• **Required work**
Each line of the data below must be given again exactly as written.

[Dataset rows for apps and sites]
========================================================================

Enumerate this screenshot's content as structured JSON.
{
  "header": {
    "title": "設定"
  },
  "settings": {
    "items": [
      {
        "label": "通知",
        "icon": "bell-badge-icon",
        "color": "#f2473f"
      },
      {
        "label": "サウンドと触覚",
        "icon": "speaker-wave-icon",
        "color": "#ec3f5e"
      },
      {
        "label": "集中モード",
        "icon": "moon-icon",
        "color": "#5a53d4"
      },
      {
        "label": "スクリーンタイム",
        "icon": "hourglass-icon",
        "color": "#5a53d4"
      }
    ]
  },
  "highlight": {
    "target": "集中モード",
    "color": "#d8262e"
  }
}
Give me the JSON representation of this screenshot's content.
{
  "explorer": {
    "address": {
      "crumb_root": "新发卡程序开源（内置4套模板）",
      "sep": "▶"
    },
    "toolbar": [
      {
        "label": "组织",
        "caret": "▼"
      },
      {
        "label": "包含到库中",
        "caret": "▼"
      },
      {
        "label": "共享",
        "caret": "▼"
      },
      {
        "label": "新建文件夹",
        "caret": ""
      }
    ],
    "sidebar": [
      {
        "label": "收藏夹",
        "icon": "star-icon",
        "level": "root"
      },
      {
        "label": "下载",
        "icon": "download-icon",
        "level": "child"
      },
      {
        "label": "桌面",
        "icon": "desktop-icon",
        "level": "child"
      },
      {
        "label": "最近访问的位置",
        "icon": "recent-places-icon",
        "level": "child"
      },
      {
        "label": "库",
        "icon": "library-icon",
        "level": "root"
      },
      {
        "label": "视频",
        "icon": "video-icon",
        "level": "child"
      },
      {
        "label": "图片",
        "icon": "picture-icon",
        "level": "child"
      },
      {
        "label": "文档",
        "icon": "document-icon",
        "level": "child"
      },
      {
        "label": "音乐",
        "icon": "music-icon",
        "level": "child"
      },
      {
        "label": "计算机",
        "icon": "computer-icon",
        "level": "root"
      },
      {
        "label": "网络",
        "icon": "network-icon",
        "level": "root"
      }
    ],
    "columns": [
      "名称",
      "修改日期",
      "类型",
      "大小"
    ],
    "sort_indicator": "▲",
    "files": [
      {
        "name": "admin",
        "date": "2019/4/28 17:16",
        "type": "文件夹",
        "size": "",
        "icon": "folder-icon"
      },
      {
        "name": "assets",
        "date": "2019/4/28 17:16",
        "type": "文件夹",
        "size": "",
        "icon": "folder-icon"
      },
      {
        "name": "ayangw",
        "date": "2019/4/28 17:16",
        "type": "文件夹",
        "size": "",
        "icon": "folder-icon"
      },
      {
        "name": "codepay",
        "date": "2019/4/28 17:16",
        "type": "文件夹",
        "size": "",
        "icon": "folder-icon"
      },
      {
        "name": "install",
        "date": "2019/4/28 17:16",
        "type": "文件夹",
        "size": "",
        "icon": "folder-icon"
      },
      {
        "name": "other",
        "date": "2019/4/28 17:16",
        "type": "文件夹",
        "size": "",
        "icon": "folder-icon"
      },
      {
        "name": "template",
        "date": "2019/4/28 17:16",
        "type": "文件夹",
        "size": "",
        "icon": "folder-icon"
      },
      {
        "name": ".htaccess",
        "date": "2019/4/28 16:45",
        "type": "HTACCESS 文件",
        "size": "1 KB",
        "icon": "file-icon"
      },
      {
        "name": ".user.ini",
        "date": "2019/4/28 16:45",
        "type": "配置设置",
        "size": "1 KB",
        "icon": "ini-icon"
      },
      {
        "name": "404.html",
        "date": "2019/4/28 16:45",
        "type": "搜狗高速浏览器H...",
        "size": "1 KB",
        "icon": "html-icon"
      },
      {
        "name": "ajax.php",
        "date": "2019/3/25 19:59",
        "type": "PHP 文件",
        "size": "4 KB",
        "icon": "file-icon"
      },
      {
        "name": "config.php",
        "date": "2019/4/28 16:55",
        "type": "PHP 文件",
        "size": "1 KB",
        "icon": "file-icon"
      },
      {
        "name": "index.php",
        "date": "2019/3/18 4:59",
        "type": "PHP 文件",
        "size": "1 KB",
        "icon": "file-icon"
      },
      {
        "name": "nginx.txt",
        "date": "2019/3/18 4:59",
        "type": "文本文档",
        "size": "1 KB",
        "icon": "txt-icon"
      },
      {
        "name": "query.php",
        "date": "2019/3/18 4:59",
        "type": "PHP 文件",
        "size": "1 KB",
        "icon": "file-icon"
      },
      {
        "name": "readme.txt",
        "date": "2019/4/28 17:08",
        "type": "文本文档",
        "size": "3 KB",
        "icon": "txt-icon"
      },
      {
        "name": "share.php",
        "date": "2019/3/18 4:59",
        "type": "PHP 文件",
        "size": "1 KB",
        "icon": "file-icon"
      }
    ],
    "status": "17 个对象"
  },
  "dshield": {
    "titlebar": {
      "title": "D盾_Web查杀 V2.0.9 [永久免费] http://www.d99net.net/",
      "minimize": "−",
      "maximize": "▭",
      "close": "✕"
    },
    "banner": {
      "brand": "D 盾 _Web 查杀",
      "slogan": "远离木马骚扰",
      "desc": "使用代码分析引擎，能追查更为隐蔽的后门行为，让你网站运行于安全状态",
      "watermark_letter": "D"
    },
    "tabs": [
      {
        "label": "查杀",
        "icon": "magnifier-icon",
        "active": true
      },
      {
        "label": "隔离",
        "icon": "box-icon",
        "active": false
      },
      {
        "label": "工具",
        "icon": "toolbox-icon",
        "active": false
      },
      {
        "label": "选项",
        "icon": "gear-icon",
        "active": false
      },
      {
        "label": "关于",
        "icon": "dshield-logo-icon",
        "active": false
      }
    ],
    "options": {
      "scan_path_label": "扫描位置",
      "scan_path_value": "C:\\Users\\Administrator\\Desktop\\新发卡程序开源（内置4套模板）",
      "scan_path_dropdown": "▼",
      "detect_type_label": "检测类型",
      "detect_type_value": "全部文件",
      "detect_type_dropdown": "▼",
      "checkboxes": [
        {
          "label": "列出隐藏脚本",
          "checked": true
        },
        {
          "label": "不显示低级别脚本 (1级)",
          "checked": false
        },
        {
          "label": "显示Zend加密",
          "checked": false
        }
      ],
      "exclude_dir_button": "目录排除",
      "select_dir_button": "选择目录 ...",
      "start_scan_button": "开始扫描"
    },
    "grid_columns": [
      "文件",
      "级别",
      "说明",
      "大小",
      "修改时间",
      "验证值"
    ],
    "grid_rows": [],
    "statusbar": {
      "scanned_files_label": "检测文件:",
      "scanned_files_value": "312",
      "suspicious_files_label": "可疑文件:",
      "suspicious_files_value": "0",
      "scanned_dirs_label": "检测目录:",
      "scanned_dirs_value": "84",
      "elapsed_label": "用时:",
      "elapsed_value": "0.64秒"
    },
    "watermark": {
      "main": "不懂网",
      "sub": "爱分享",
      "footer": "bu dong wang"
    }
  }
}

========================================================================

• **Expected answer**
Enumerate this screenshot's content as structured JSON.
{
  "header": {
    "title": "設定"
  },
  "settings": {
    "items": [
      {
        "label": "通知",
        "icon": "bell-badge-icon",
        "color": "#f2473f"
      },
      {
        "label": "サウンドと触覚",
        "icon": "speaker-wave-icon",
        "color": "#ec3f5e"
      },
      {
        "label": "集中モード",
        "icon": "moon-icon",
        "color": "#5a53d4"
      },
      {
        "label": "スクリーンタイム",
        "icon": "hourglass-icon",
        "color": "#5a53d4"
      }
    ]
  },
  "highlight": {
    "target": "集中モード",
    "color": "#d8262e"
  }
}
Give me the JSON representation of this screenshot's content.
{
  "explorer": {
    "address": {
      "crumb_root": "新发卡程序开源（内置4套模板）",
      "sep": "▶"
    },
    "toolbar": [
      {
        "label": "组织",
        "caret": "▼"
      },
      {
        "label": "包含到库中",
        "caret": "▼"
      },
      {
        "label": "共享",
        "caret": "▼"
      },
      {
        "label": "新建文件夹",
        "caret": ""
      }
    ],
    "sidebar": [
      {
        "label": "收藏夹",
        "icon": "star-icon",
        "level": "root"
      },
      {
        "label": "下载",
        "icon": "download-icon",
        "level": "child"
      },
      {
        "label": "桌面",
        "icon": "desktop-icon",
        "level": "child"
      },
      {
        "label": "最近访问的位置",
        "icon": "recent-places-icon",
        "level": "child"
      },
      {
        "label": "库",
        "icon": "library-icon",
        "level": "root"
      },
      {
        "label": "视频",
        "icon": "video-icon",
        "level": "child"
      },
      {
        "label": "图片",
        "icon": "picture-icon",
        "level": "child"
      },
      {
        "label": "文档",
        "icon": "document-icon",
        "level": "child"
      },
      {
        "label": "音乐",
        "icon": "music-icon",
        "level": "child"
      },
      {
        "label": "计算机",
        "icon": "computer-icon",
        "level": "root"
      },
      {
        "label": "网络",
        "icon": "network-icon",
        "level": "root"
      }
    ],
    "columns": [
      "名称",
      "修改日期",
      "类型",
      "大小"
    ],
    "sort_indicator": "▲",
    "files": [
      {
        "name": "admin",
        "date": "2019/4/28 17:16",
        "type": "文件夹",
        "size": "",
        "icon": "folder-icon"
      },
      {
        "name": "assets",
        "date": "2019/4/28 17:16",
        "type": "文件夹",
        "size": "",
        "icon": "folder-icon"
      },
      {
        "name": "ayangw",
        "date": "2019/4/28 17:16",
        "type": "文件夹",
        "size": "",
        "icon": "folder-icon"
      },
      {
        "name": "codepay",
        "date": "2019/4/28 17:16",
        "type": "文件夹",
        "size": "",
        "icon": "folder-icon"
      },
      {
        "name": "install",
        "date": "2019/4/28 17:16",
        "type": "文件夹",
        "size": "",
        "icon": "folder-icon"
      },
      {
        "name": "other",
        "date": "2019/4/28 17:16",
        "type": "文件夹",
        "size": "",
        "icon": "folder-icon"
      },
      {
        "name": "template",
        "date": "2019/4/28 17:16",
        "type": "文件夹",
        "size": "",
        "icon": "folder-icon"
      },
      {
        "name": ".htaccess",
        "date": "2019/4/28 16:45",
        "type": "HTACCESS 文件",
        "size": "1 KB",
        "icon": "file-icon"
      },
      {
        "name": ".user.ini",
        "date": "2019/4/28 16:45",
        "type": "配置设置",
        "size": "1 KB",
        "icon": "ini-icon"
      },
      {
        "name": "404.html",
        "date": "2019/4/28 16:45",
        "type": "搜狗高速浏览器H...",
        "size": "1 KB",
        "icon": "html-icon"
      },
      {
        "name": "ajax.php",
        "date": "2019/3/25 19:59",
        "type": "PHP 文件",
        "size": "4 KB",
        "icon": "file-icon"
      },
      {
        "name": "config.php",
        "date": "2019/4/28 16:55",
        "type": "PHP 文件",
        "size": "1 KB",
        "icon": "file-icon"
      },
      {
        "name": "index.php",
        "date": "2019/3/18 4:59",
        "type": "PHP 文件",
        "size": "1 KB",
        "icon": "file-icon"
      },
      {
        "name": "nginx.txt",
        "date": "2019/3/18 4:59",
        "type": "文本文档",
        "size": "1 KB",
        "icon": "txt-icon"
      },
      {
        "name": "query.php",
        "date": "2019/3/18 4:59",
        "type": "PHP 文件",
        "size": "1 KB",
        "icon": "file-icon"
      },
      {
        "name": "readme.txt",
        "date": "2019/4/28 17:08",
        "type": "文本文档",
        "size": "3 KB",
        "icon": "txt-icon"
      },
      {
        "name": "share.php",
        "date": "2019/3/18 4:59",
        "type": "PHP 文件",
        "size": "1 KB",
        "icon": "file-icon"
      }
    ],
    "status": "17 个对象"
  },
  "dshield": {
    "titlebar": {
      "title": "D盾_Web查杀 V2.0.9 [永久免费] http://www.d99net.net/",
      "minimize": "−",
      "maximize": "▭",
      "close": "✕"
    },
    "banner": {
      "brand": "D 盾 _Web 查杀",
      "slogan": "远离木马骚扰",
      "desc": "使用代码分析引擎，能追查更为隐蔽的后门行为，让你网站运行于安全状态",
      "watermark_letter": "D"
    },
    "tabs": [
      {
        "label": "查杀",
        "icon": "magnifier-icon",
        "active": true
      },
      {
        "label": "隔离",
        "icon": "box-icon",
        "active": false
      },
      {
        "label": "工具",
        "icon": "toolbox-icon",
        "active": false
      },
      {
        "label": "选项",
        "icon": "gear-icon",
        "active": false
      },
      {
        "label": "关于",
        "icon": "dshield-logo-icon",
        "active": false
      }
    ],
    "options": {
      "scan_path_label": "扫描位置",
      "scan_path_value": "C:\\Users\\Administrator\\Desktop\\新发卡程序开源（内置4套模板）",
      "scan_path_dropdown": "▼",
      "detect_type_label": "检测类型",
      "detect_type_value": "全部文件",
      "detect_type_dropdown": "▼",
      "checkboxes": [
        {
          "label": "列出隐藏脚本",
          "checked": true
        },
        {
          "label": "不显示低级别脚本 (1级)",
          "checked": false
        },
        {
          "label": "显示Zend加密",
          "checked": false
        }
      ],
      "exclude_dir_button": "目录排除",
      "select_dir_button": "选择目录 ...",
      "start_scan_button": "开始扫描"
    },
    "grid_columns": [
      "文件",
      "级别",
      "说明",
      "大小",
      "修改时间",
      "验证值"
    ],
    "grid_rows": [],
    "statusbar": {
      "scanned_files_label": "检测文件:",
      "scanned_files_value": "312",
      "suspicious_files_label": "可疑文件:",
      "suspicious_files_value": "0",
      "scanned_dirs_label": "检测目录:",
      "scanned_dirs_value": "84",
      "elapsed_label": "用时:",
      "elapsed_value": "0.64秒"
    },
    "watermark": {
      "main": "不懂网",
      "sub": "爱分享",
      "footer": "bu dong wang"
    }
  }
}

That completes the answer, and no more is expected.